The battle for the control of content and devices online has been at the centre of European policy-makers’ attention since the internet was created, but it has only increased in the recent years.
Without any consideration for scientific literature on violent radicalisation factors, the current paradigm in the area of counter-terrorism leads to a proliferation of mechanisms to speed up the removal of harmful content online without the appropriate safeguards. The most problematic is the mechanism that empowers private companies to become the online police while restricting the checks and balances on the side of the law enforcement agencies.
The Referral Units were set up within police forces tasked with the removal of material, which may or not be illegal, from the internet. These Referral Units notify to internet platforms pieces of content which are “likely” breaching their terms of service and request that they remove the content on a voluntary basis − just like other users would do when flagging content, but coming from a law enforcement agency that decides not to exercise their investigative powers and lets a private company do the job instead.
In its proposal for a Regulation on preventing the dissemination of terrorist content online, the European Commission expects “competent authorities” (supposedly Europol’s Internal Referral Unit and national referral units) to indicate allegedly harmful content to platforms in the form of referrals. Online content is thus removed according to private terms of service agreements, on the sole decision of private hosting service providers, and not necessarily in accordance with the law. Because of this procedure, the citizen does not have an adequate access to remedies in case his legal content is unlawfully removed.
Restrictions on fundamental rights should remain a decision taken only by judicial or independent courts. When establishing the legality of content online, expert legal evaluation is an absolute necessity to prevent violations of the freedom of expression. In the case of referrals promoted by the European Commission, judicial oversight is completely omitted, and sensitive decisions about legality are made by platforms under important pressure from police authorities. Beyond the major concerns this mechanism raises in terms of privatisation of law enforcement and rule of law, it casts doubt upon the ability of police forces to correctly identify illegal content in first instance.
Referral Units fail to assess the legality of Daesh parody magazine
Considering that requests submitted by police officers are four times more successful in having the content removed than other users’ requests, it is essential to question the role of police authorities in the content regulation debate. Police authorities have neither the duty nor the expertise to interpret legal provisions determining the limits to freedom of speech, and to distinguish illegal content from nasty but not illegal one.
One example relates to the referrals sent by the Belgian and the French Internet Referral Units to the Internet Archive.
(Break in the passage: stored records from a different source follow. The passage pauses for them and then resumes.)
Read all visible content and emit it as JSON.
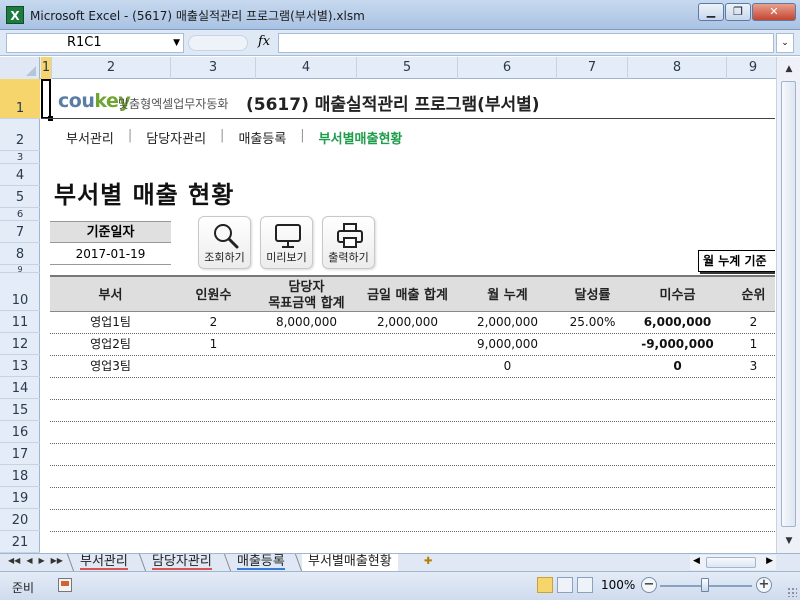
{
  "window": {
    "title": "Microsoft Excel - (5617) 매출실적관리 프로그램(부서별).xlsm",
    "app_icon": "X"
  },
  "formula_bar": {
    "name_box": "R1C1",
    "fx_label": "fx",
    "formula": ""
  },
  "columns": [
    "1",
    "2",
    "3",
    "4",
    "5",
    "6",
    "7",
    "8",
    "9"
  ],
  "rows": [
    "1",
    "2",
    "3",
    "4",
    "5",
    "6",
    "7",
    "8",
    "9",
    "10",
    "11",
    "12",
    "13",
    "14",
    "15",
    "16",
    "17",
    "18",
    "19",
    "20",
    "21"
  ],
  "brand": {
    "logo_main": "cou",
    "logo_key": "key",
    "tagline": "맞춤형엑셀업무자동화",
    "app_title": "(5617) 매출실적관리 프로그램(부서별)"
  },
  "nav": {
    "items": [
      "부서관리",
      "담당자관리",
      "매출등록",
      "부서별매출현황"
    ],
    "separator": "|",
    "active_index": 3
  },
  "page_heading": "부서별 매출 현황",
  "base_date": {
    "label": "기준일자",
    "value": "2017-01-19"
  },
  "toolbar": {
    "search_label": "조회하기",
    "preview_label": "미리보기",
    "print_label": "출력하기"
  },
  "month_tag": "월 누계 기준",
  "table": {
    "headers": {
      "dept": "부서",
      "staff": "인원수",
      "target_line1": "담당자",
      "target_line2": "목표금액 합계",
      "today": "금일 매출 합계",
      "monthly": "월 누계",
      "rate": "달성률",
      "unpaid": "미수금",
      "rank": "순위"
    },
    "rows": [
      {
        "dept": "영업1팀",
        "staff": "2",
        "target": "8,000,000",
        "today": "2,000,000",
        "monthly": "2,000,000",
        "rate": "25.00%",
        "unpaid": "6,000,000",
        "rank": "2"
      },
      {
        "dept": "영업2팀",
        "staff": "1",
        "target": "",
        "today": "",
        "monthly": "9,000,000",
        "rate": "",
        "unpaid": "-9,000,000",
        "rank": "1"
      },
      {
        "dept": "영업3팀",
        "staff": "",
        "target": "",
        "today": "",
        "monthly": "0",
        "rate": "",
        "unpaid": "0",
        "rank": "3"
      }
    ]
  },
  "sheet_tabs": [
    {
      "label": "부서관리",
      "color": "#d9534f",
      "active": false
    },
    {
      "label": "담당자관리",
      "color": "#d9534f",
      "active": false
    },
    {
      "label": "매출등록",
      "color": "#3a7bd5",
      "active": false
    },
    {
      "label": "부서별매출현황",
      "color": "#ffffff",
      "active": true
    }
  ],
  "status": {
    "ready": "준비",
    "zoom": "100%"
  },
  "colors": {
    "accent_green": "#1f9c4a",
    "logo_blue": "#5a7da6",
    "logo_green": "#6fa530"
  }
}
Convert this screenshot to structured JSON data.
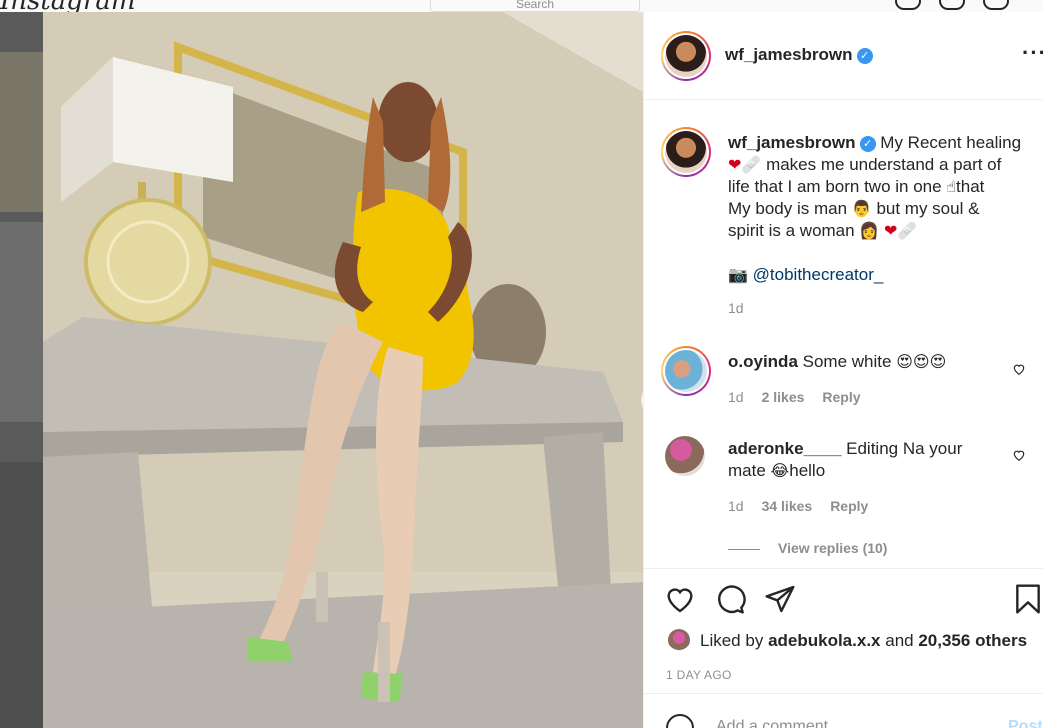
{
  "background": {
    "logo_text": "Instagram",
    "search_placeholder": "Search"
  },
  "post": {
    "author": "wf_jamesbrown",
    "verified": true,
    "more_icon": "more-options-icon",
    "caption_line1": "My Recent healing",
    "caption_line2": "makes me understand a part of",
    "caption_line3": "life that I am born two in one",
    "caption_line3b": "that",
    "caption_line4": "My body is man",
    "caption_line4b": "but my soul &",
    "caption_line5": "spirit is a woman",
    "caption_emojis": {
      "heart": "❤",
      "bandage": "🩹",
      "pointing": "☝",
      "man": "👨",
      "woman": "👩",
      "camera": "📷",
      "heart_eyes": "😍",
      "laughing": "😂"
    },
    "photo_credit": "@tobithecreator_",
    "caption_time": "1d"
  },
  "comments": [
    {
      "user": "o.oyinda",
      "text": "Some white",
      "time": "1d",
      "likes": "2 likes",
      "reply": "Reply"
    },
    {
      "user": "aderonke____",
      "text_line1": "Editing Na your",
      "text_line2a": "mate",
      "text_line2b": "hello",
      "time": "1d",
      "likes": "34 likes",
      "reply": "Reply",
      "view_replies": "View replies (10)"
    }
  ],
  "engagement": {
    "liked_by_prefix": "Liked by",
    "liked_by_user": "adebukola.x.x",
    "liked_by_and": "and",
    "others": "20,356 others",
    "date": "1 DAY AGO"
  },
  "comment_input": {
    "placeholder": "Add a comment...",
    "post_label": "Post"
  },
  "colors": {
    "verified": "#3897f0",
    "mention": "#00376b",
    "muted": "#8e8e8e",
    "dress": "#f2c400"
  }
}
This website aims at building a digital library of websites and other cultural goods in digital form, in order to provide researchers and the public access to published works. In 2017, the Internet Archive was requested by both national authorities to remove a digital copy of a parody magazine mocking Daesh online magazine “Rumiyah”. While the Belgian authorities simply held that the hoax magazine shares “Daesh Propaganda”, the French Central Office for the Fight Against Crime Linked to Information Technology and Communication (OCLCTIC) considered it violates articles on terrorism and violence incitement of its national criminal code.
When actually reading the specifically flagged pages, the reader can note that the magazine only reports the decline of the international terrorist organisation and examples of failed military operations where suicide bombers accidentally blew themselves. It is difficult to argue that this material contains Daesh propaganda or promotes terrorism.
Short-cut or the long way around?
Among the links referred by the French national police, one identifies a valid piece of Daesh propaganda, of which the access is protected by a log-in requirement. The French authorities added that the hosting service provider – the Internet Archives – had from then the knowledge of this litigious fact. They were referring to the liability exemption introduced by Article 14(1a) of the e-Commerce Directive, according to which the provider is required to remove the content upon obtaining knowledge or awareness. Since the Commission has also not been able to clearly answer whether a referral would constitute “actual knowledge” of the illegality of content, the Internet Archive remains uncertain whether it faces sanctions in case of non-removal. Either the content is illegal and should be subject to a removal order issued by a court, or it is not.
Referrals constitute short-cuts for national law enforcement authorities to delete content fast by pressuring hosting service providers, regardless if it is illegal or not − an easy alternative to getting a judicial order. The amendments by the European Parliament Committee on Internal Market and Consumers Protection (IMCO) to the Regulation on Terrorist Content Online suggests the deletion of such measures. Hopefully, the lead Committee, Committee on Civil Liberties (LIBE), will take them into account for the final report.
EDRi Amendments on the proposal for a Regulation to prevent the dissemination of terrorist content online (16.01.2019)
EDRi Recommendations for the European Parliament’s Draft Report on the Regulation on preventing the dissemination of terrorist content online (December 2018)
CULT: Fundamental rights missing in the Terrorist Content Regulation (21.01.2019)
Terrorist Content: IMCO draft Opinion sets the stage right for EP (18.01.2019)
(Contribution by Chloé Berthélémy, EDRi intern)